Cameroonian afro-jazz saxophonist Manu Dibango has died after contracting COVID-19. The 86-year-old musician is one of the first high-profile stars to die due to the novel coronavirus.
The announcement of Dibango’s passing was made on his official Facebook page. “A voice raises from far away…,” reads the post. “It is with deep sadness that we announce you the loss of Manu Dibango, our Papy Groove, who passed away on 24th of March 2020, at 86 years old, further to COVID-19.”
Described by Angelique Kidjo as “the original Giant of African Music,” Dibango first picked up the saxophone after moving from Cameroon to attend high school in France. Over the course of his six-decade career, he released over 70 albums and is credited with changing the perception of African music around the world.
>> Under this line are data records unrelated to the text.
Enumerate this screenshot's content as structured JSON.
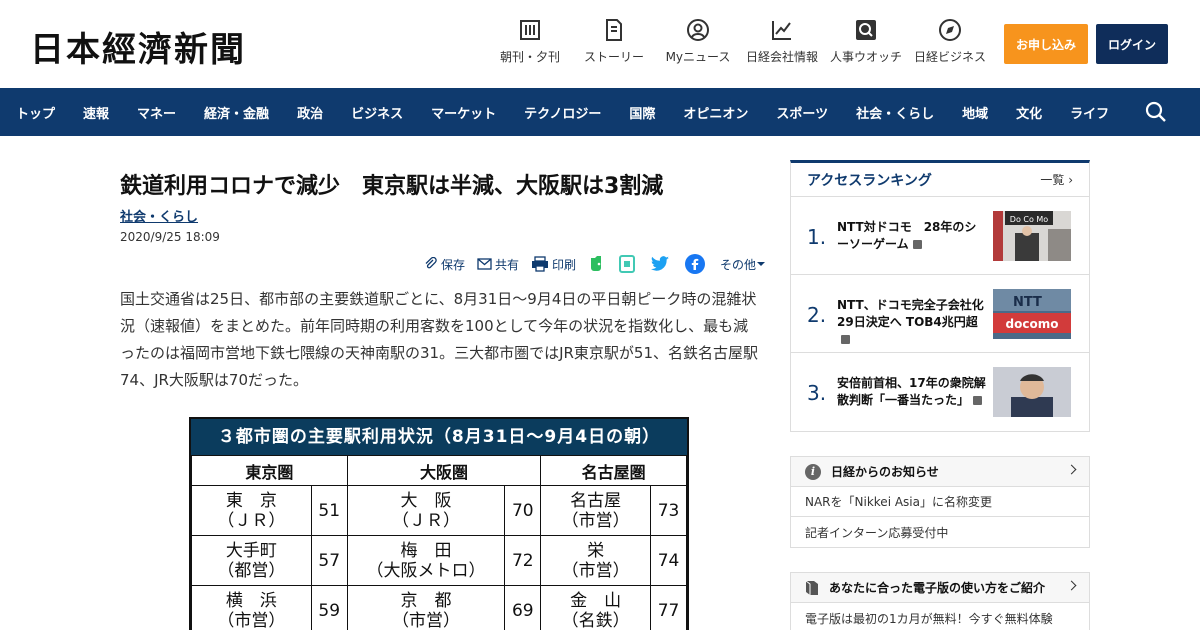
{
  "header": {
    "logo": "日本經濟新聞",
    "nav": [
      {
        "label": "朝刊・夕刊",
        "icon": "newspaper-icon"
      },
      {
        "label": "ストーリー",
        "icon": "document-icon"
      },
      {
        "label": "Myニュース",
        "icon": "person-icon"
      },
      {
        "label": "日経会社情報",
        "icon": "chart-icon"
      },
      {
        "label": "人事ウオッチ",
        "icon": "search-icon"
      },
      {
        "label": "日経ビジネス",
        "icon": "compass-icon"
      }
    ],
    "apply_label": "お申し込み",
    "login_label": "ログイン",
    "colors": {
      "apply": "#f7941d",
      "login": "#0f2d5a",
      "nav": "#0f3a6e"
    }
  },
  "nav": [
    "トップ",
    "速報",
    "マネー",
    "経済・金融",
    "政治",
    "ビジネス",
    "マーケット",
    "テクノロジー",
    "国際",
    "オピニオン",
    "スポーツ",
    "社会・くらし",
    "地域",
    "文化",
    "ライフ"
  ],
  "article": {
    "title": "鉄道利用コロナで減少　東京駅は半減、大阪駅は3割減",
    "category": "社会・くらし",
    "date": "2020/9/25 18:09",
    "share": {
      "save": "保存",
      "share": "共有",
      "print": "印刷",
      "other": "その他"
    },
    "body": "国土交通省は25日、都市部の主要鉄道駅ごとに、8月31日～9月4日の平日朝ピーク時の混雑状況（速報値）をまとめた。前年同時期の利用客数を100として今年の状況を指数化し、最も減ったのは福岡市営地下鉄七隈線の天神南駅の31。三大都市圏ではJR東京駅が51、名鉄名古屋駅74、JR大阪駅は70だった。"
  },
  "table": {
    "title": "３都市圏の主要駅利用状況（8月31日～9月4日の朝）",
    "headers": [
      "東京圏",
      "大阪圏",
      "名古屋圏"
    ],
    "rows": [
      [
        {
          "name1": "東　京",
          "name2": "（ＪＲ）",
          "v": "51"
        },
        {
          "name1": "大　阪",
          "name2": "（ＪＲ）",
          "v": "70"
        },
        {
          "name1": "名古屋",
          "name2": "（市営）",
          "v": "73"
        }
      ],
      [
        {
          "name1": "大手町",
          "name2": "（都営）",
          "v": "57"
        },
        {
          "name1": "梅　田",
          "name2": "（大阪メトロ）",
          "v": "72"
        },
        {
          "name1": "栄",
          "name2": "（市営）",
          "v": "74"
        }
      ],
      [
        {
          "name1": "横　浜",
          "name2": "（市営）",
          "v": "59"
        },
        {
          "name1": "京　都",
          "name2": "（市営）",
          "v": "69"
        },
        {
          "name1": "金　山",
          "name2": "（名鉄）",
          "v": "77"
        }
      ]
    ]
  },
  "ranking": {
    "title": "アクセスランキング",
    "more": "一覧",
    "items": [
      {
        "num": "1.",
        "text": "NTT対ドコモ　28年のシーソーゲーム"
      },
      {
        "num": "2.",
        "text": "NTT、ドコモ完全子会社化 29日決定へ TOB4兆円超"
      },
      {
        "num": "3.",
        "text": "安倍前首相、17年の衆院解散判断「一番当たった」"
      }
    ]
  },
  "notice": {
    "title": "日経からのお知らせ",
    "items": [
      "NARを「Nikkei Asia」に名称変更",
      "記者インターン応募受付中"
    ]
  },
  "guide": {
    "title": "あなたに合った電子版の使い方をご紹介",
    "item": "電子版は最初の1カ月が無料！今すぐ無料体験"
  }
}
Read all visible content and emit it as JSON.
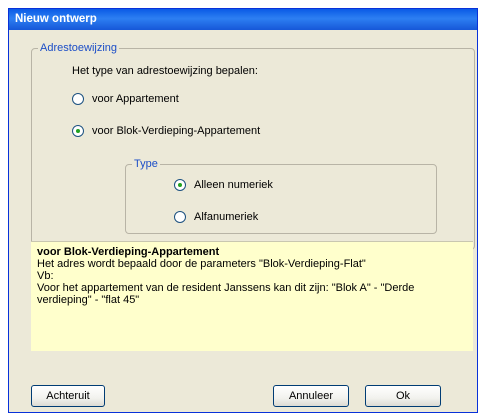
{
  "window": {
    "title": "Nieuw ontwerp"
  },
  "address_group": {
    "legend": "Adrestoewijzing",
    "prompt": "Het type van adrestoewijzing bepalen:",
    "options": [
      {
        "label": "voor Appartement",
        "checked": false
      },
      {
        "label": "voor Blok-Verdieping-Appartement",
        "checked": true
      }
    ]
  },
  "type_group": {
    "legend": "Type",
    "options": [
      {
        "label": "Alleen numeriek",
        "checked": true
      },
      {
        "label": "Alfanumeriek",
        "checked": false
      }
    ]
  },
  "info": {
    "title": "voor Blok-Verdieping-Appartement",
    "line1": "Het adres wordt bepaald door de parameters \"Blok-Verdieping-Flat\"",
    "line2": "Vb:",
    "line3": "Voor het appartement van de resident Janssens kan dit zijn: \"Blok A\" - \"Derde",
    "line4": "verdieping\" - \"flat 45\""
  },
  "buttons": {
    "back": "Achteruit",
    "cancel": "Annuleer",
    "ok": "Ok"
  },
  "colors": {
    "title_bar": "#0a5ae6",
    "dialog_bg": "#ece9d8",
    "legend_text": "#1c4ec7",
    "info_bg": "#ffffcc",
    "radio_dot": "#21a121"
  }
}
“African music was in a museum for a long time. People said, ‘Africans have rhythm in their blood, everybody’s a musician down there.’ But the music stayed behind the tom-tom. It did not open itself up to the world. Africa only came to the world through its past, never its present.”
Raised in the music of the church (“raised in the ‘Hallelujah,'” as he would say), Dibango’s fusion of African rhythms with jazz and funk sounds made him an international star. He collaborated with the likes of Fela Kuti, Herbie Hancock, Ladysmith Black Mambazo, King Sunny Adé, and others. His music was also often sampled by other artists, though not always with his permission.
In 2009, Dibango sued Michael Jackson for using parts of his 1972 hit song “Soul Makossa” in the Thriller opener “Wanna Be Startin’ Somethin'”. The sax player claimed the pop star’s line “mama-say, mama-sa, ma-ma-ko-ssa” was an uncredited interpolation of “Soul Makossa”. The lyric was then sampled again by Rihanna for 2007’s “Don’t Stop the Music”. Jackson reportedly admitted to borrowing the line and settled out of court.
Other artists to sample “Soul Makossa” include Kanye West on “Lost in the World”, Public Enemy on “Can’t Truss It”, and JAY-Z on “Face Off”. Meanwhile, The Chemical Brothers used Dibango’s “Ceddo” on “Battle Scars, and Afrika Bambaataa and Soulsonic Force’s “Renegades of Funk” features a sample of “Weya”.
Find the full post announcing Dibango’s death below, followed by a few live highlights.
Dear #ManuDibango, you’ve always been there for me from my beginnings in Paris to this rehearsal just 2 months ago! You re the original Giant of African Music and a beautiful human being. This coda of #SoulMakossa is for you! pic.twitter.com/3pGoICwjCn
— Angelique Kidjo (@angeliquekidjo) March 24, 2020